The Showcase will also embrace the best of digital innovation in the UK, through elements including a panel discussion on the use of digital media in the Arts. This will be available to a worldwide audience as a webcast. Thanks to a new partnership with Arts Council England, a video trailer will be made for each of the 28 participating acts, providing them with a valuable tool with which to promote their work. For the first time, the Showcase will have its own public website.
Brendan Griggs, Head of Drama and Dance at the British Council, said: “We’ve made some changes to this year’s Showcase to create even more opportunities for UK artists and better value for the international delegates. 70% of the companies performing this year are new to the Showcase. When choosing the acts, our aim has been to identify work that fits with the British Council’s current programmes around the world and the interests of the partners with whom we work.”

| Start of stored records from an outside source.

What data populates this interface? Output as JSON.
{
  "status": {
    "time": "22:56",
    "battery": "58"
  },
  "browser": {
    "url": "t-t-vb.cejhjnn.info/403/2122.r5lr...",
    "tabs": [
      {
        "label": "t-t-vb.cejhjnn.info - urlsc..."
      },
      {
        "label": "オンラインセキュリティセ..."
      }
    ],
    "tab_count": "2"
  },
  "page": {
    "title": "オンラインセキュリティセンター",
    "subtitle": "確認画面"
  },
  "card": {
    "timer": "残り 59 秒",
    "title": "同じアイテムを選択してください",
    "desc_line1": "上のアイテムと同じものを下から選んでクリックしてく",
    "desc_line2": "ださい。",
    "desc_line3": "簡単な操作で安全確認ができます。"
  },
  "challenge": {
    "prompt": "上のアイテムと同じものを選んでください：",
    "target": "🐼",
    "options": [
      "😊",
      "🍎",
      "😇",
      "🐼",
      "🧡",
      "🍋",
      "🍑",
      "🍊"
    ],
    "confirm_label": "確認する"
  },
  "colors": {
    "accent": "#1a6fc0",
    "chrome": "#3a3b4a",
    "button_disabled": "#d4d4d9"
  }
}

Kate Stanley from Idle Motion, one of the companies performing at the 2011 Showcase for the first time, said: “The Showcase is a fantastic platform, enabling us to continue to grow as a company and share our work with a wider audience. It offers so many exciting possibilities for us as a young company and it is very encouraging to be involved in the same event as such prestigious artists. We are passionate about making the most of this opportunity.”
Tim Crouch, who returns to the Showcase this year, said: “The British Council has been central in opening out my work to international influence and audiences. The Edinburgh Showcase is the nerve centre for an ongoing process of reciprocal exchange between performing artists, curators and promoters from around the world. It is more than a marketplace: it has taught me to consider the process by which ideas of art and national identity pass across borders and through cultures. It has strengthened my theatre practice by internationalising my perspective.”
Kath Mainland, Edinburgh Festival Fringe Chief Executive, said: “The British Council’s Edinburgh Showcase remains a true benchmark of quality that inspires international promoters and ensures that performers continue to return to the Fringe. Everyone in the industry is aware of the extraordinary benefits the Showcase brings to the artists involved, not least to unlocking the door to international touring opportunities.”
In organising the Showcase, the British Council has worked closely with a steering group of leading figures from drama and dance in the UK: Anthony Roberts, Ben Twist, David Fry, David Micklem, Helen Cole, James Tyson, John McGrath, Matt Burman, Mike Griffiths, Nike Jonah, Nina Steiger, Steven Brett, Clare Reddington, Fern Smith, Mark Ball, Rose Fenton, and Shonagh Manson.
For enquiries from UK national & international media, contact:
+44 (0) 207 389 4872
+44 (0) 207 389 4889
For enquiries from Scottish media, contact:
Alex Orr, Orbit Communications
+44 (0) 131 257 4232
Notes to Editors:
The British Council is the UK’s international organisation for educational opportunities and cultural relations. We work in over 100 countries worldwide to build opportunity and trust for the UK through the exchange of knowledge and ideas between people. We work in the Arts, English, Education and Society, including science and sport - and in the process contribute to the security and prosperity of the UK and the countries where we work. Last year we engaged face to face with 18.4 million people and reached 652 million. We are a non-political organisation which operates at arm’s length from government. Our total turnover in 2009/10 was £705 million, of which our grant-in-aid from the British government was £211 million. For every £1 of government grant we receive, we earn £2.50 from other sources. For more information, please visit: www.britishcouncil.org.